> in adults is a whole lot more serious than it is in children.
>> Any comments?
I agree that reducing the chances of aquiring a natural immunity at the
time it does not harm too much isn't such a good idea. Anyway, there is
also the fact that infection in childhood gives protection against a new
primary infection by VZV, but at the same time gives the risk of
reactivation later on. I think that the highest risk for adults comes from
reactivations rather than primary infections. In a previous posting it was
reported that on the web (at HEALTH EXPLORER a forum provided by the Health
Care Professionals at U.T. Houston:
http://hyrax.med.uth.tmc.edu/ptnt/tocptnt.htm) in an entry dated Mar. 17
A vaccine for chickenpox will soon be available for immunization which is
70 to 90 percent effective in preventing people from getting the disease.
*Those individuals who do develop the disease after immunization will have
milder case than non-immunized individuals*. This point is for me the most

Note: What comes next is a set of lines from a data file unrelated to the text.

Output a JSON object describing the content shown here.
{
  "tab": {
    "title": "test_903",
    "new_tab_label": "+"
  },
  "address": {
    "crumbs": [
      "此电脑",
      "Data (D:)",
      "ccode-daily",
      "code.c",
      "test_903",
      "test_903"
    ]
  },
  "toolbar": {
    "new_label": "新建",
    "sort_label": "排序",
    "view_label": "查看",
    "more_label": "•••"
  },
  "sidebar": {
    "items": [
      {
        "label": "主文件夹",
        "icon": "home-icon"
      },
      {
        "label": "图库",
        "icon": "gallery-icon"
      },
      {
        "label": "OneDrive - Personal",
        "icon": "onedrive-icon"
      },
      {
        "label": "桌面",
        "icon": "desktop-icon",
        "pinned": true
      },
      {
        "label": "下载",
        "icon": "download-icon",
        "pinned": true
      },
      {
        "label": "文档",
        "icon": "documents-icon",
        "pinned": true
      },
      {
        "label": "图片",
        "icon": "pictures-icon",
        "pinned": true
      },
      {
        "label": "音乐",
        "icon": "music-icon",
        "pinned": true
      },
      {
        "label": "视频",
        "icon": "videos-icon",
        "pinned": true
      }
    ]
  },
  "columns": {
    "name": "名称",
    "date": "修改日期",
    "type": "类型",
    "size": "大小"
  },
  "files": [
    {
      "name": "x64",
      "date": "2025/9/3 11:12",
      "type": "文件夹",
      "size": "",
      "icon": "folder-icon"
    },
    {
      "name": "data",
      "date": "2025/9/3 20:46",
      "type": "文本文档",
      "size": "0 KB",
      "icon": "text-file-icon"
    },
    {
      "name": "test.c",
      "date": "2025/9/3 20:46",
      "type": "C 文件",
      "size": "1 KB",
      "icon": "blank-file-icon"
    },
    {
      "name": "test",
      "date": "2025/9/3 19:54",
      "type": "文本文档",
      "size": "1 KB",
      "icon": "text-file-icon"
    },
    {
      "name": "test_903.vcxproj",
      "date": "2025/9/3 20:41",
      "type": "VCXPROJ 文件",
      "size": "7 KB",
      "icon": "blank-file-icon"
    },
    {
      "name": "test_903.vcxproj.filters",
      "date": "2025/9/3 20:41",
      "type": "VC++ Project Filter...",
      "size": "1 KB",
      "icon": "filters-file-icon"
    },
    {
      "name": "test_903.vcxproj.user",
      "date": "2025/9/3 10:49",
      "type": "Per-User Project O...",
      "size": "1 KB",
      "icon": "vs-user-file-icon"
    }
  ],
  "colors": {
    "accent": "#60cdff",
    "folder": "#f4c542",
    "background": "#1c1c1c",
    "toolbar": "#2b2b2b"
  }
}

crucial: if this vaccine does not give complete protection against VZV
infection but simply makes a subclinical infection to take place (which can
be also unrecognized and thus ignored in the evaluation of the protection
effectiveness), I wonder if there is still the possibility that the virus
can establish latency in the vaccinees and how effective is the immunity in
preventing reactivation. It is possible that the benefits of such a vaccine
would be even lower than the correlated risks.
BTW, is there the possibility that this vaccine could also be used in the
preparation of iperimmune sera to be used for serotherapy of VZV
recurrencies? It would be good I think.
Any comment welcome.
maga at vetbio.unizh.ch